* Description of the task: Out of the records below, copy all lines in which the word "zoom" occurs.

/---

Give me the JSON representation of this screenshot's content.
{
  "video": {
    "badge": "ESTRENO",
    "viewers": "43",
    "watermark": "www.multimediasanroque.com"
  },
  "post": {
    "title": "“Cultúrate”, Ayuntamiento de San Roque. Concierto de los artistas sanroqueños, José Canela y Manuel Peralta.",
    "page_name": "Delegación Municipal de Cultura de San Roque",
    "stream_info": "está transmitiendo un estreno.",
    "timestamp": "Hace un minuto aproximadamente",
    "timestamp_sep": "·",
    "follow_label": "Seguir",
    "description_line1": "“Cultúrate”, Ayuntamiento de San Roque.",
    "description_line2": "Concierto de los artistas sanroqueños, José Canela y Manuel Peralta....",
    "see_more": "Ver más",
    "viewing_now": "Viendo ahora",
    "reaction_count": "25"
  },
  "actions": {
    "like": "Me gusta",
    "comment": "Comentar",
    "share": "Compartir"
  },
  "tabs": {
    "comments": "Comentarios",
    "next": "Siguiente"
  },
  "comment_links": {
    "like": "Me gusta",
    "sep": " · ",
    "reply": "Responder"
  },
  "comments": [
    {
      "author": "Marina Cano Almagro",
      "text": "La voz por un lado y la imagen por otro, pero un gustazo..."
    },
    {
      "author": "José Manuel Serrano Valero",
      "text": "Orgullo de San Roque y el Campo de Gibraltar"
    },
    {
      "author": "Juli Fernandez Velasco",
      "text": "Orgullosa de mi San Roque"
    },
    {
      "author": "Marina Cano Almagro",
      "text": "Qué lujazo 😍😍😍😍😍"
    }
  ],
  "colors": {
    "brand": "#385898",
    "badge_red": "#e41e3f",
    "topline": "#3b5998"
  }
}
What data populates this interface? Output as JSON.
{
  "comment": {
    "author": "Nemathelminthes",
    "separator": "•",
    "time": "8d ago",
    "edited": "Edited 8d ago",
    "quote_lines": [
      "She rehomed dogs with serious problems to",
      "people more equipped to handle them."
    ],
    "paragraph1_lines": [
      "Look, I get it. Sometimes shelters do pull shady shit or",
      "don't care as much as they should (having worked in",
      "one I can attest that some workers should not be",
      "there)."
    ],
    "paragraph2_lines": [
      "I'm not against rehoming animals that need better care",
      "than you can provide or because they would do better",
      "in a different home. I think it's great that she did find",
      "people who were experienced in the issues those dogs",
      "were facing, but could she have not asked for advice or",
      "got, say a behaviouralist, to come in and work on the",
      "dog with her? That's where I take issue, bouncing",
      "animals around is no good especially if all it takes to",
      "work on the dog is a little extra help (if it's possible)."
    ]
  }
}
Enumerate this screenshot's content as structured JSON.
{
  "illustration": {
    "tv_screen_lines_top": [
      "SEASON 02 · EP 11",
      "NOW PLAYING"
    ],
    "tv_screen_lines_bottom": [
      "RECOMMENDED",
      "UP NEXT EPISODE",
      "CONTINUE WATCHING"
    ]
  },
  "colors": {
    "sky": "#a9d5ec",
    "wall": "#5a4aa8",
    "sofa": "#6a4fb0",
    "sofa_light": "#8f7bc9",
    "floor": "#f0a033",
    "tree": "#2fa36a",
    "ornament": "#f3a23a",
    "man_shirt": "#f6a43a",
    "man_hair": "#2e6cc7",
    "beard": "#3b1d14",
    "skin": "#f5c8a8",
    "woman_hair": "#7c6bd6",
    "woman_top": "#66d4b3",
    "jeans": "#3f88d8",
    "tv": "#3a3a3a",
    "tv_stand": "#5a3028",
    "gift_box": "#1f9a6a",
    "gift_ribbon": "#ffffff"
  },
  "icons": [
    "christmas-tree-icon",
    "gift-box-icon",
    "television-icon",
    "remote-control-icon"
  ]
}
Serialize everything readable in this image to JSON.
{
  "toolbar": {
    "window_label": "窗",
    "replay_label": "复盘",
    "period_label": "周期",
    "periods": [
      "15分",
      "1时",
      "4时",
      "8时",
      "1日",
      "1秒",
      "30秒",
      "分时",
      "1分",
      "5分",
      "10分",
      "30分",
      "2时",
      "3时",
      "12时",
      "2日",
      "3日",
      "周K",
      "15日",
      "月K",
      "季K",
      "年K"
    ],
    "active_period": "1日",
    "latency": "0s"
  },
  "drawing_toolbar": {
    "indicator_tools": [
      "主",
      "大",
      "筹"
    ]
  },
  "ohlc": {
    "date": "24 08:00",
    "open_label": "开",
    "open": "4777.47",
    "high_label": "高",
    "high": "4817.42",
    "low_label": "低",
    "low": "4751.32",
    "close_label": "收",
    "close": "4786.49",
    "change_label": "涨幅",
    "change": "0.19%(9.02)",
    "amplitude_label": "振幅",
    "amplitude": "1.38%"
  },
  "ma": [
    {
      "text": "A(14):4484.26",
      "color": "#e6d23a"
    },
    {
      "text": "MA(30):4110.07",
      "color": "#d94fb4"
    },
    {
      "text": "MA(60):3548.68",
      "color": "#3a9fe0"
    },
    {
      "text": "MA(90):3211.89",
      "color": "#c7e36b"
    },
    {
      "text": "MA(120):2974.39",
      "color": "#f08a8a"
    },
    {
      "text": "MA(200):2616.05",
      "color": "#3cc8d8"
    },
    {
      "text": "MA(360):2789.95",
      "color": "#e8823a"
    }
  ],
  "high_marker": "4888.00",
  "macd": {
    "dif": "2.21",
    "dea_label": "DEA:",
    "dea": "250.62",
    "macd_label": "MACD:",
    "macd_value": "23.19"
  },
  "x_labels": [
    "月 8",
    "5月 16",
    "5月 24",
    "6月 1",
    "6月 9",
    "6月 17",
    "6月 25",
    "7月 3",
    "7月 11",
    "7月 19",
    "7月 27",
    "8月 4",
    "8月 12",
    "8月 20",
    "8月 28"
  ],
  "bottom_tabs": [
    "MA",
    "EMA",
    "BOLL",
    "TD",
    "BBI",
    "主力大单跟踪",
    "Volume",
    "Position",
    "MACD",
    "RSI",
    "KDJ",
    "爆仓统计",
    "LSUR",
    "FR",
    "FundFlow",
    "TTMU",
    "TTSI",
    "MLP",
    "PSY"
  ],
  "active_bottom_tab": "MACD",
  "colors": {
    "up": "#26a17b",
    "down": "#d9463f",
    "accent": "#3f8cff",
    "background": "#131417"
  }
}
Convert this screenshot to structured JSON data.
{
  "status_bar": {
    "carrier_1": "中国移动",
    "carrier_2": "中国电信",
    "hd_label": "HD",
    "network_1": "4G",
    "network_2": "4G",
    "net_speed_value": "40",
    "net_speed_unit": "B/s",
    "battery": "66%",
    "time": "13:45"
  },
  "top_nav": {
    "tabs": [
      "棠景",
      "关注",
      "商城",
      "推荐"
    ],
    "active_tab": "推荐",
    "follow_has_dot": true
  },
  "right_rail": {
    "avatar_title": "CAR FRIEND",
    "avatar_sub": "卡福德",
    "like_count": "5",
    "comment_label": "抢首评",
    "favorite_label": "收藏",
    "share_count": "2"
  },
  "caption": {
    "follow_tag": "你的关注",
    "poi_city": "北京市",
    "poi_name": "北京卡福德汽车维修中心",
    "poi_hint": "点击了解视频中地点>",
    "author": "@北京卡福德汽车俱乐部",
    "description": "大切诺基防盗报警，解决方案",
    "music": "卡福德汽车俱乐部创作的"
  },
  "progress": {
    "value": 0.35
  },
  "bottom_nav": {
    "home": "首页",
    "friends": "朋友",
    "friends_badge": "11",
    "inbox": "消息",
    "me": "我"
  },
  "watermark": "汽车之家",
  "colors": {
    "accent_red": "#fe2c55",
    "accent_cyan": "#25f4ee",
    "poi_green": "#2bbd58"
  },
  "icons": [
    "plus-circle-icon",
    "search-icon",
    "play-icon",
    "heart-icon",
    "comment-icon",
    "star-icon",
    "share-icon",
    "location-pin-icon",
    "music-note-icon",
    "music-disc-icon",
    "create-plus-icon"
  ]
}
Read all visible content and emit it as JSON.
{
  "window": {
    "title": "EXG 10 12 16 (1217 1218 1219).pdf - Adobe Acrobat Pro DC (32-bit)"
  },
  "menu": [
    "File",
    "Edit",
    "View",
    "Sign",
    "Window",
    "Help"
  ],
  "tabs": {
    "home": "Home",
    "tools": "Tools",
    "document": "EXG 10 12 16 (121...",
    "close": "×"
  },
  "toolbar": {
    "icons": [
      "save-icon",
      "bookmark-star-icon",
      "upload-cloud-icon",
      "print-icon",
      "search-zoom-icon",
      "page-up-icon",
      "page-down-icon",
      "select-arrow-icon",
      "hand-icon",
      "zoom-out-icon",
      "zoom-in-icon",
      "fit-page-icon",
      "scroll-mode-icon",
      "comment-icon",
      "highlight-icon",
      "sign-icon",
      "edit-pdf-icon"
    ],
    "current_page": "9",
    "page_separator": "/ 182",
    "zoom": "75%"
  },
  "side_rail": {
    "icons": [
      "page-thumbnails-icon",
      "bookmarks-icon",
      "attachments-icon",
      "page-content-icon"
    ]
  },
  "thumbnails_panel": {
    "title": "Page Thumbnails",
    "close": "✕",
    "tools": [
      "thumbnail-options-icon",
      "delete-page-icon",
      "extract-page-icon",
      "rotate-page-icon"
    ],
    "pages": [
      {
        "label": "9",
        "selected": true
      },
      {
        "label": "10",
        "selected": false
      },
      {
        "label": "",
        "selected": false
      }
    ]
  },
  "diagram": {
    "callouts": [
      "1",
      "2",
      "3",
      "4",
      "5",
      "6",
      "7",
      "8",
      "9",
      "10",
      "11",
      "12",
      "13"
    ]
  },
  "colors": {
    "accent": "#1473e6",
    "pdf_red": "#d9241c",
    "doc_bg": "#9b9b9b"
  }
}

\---

* Answer for the task:
      "search-zoom-icon",
      "zoom-out-icon",
      "zoom-in-icon",
    "zoom": "75%"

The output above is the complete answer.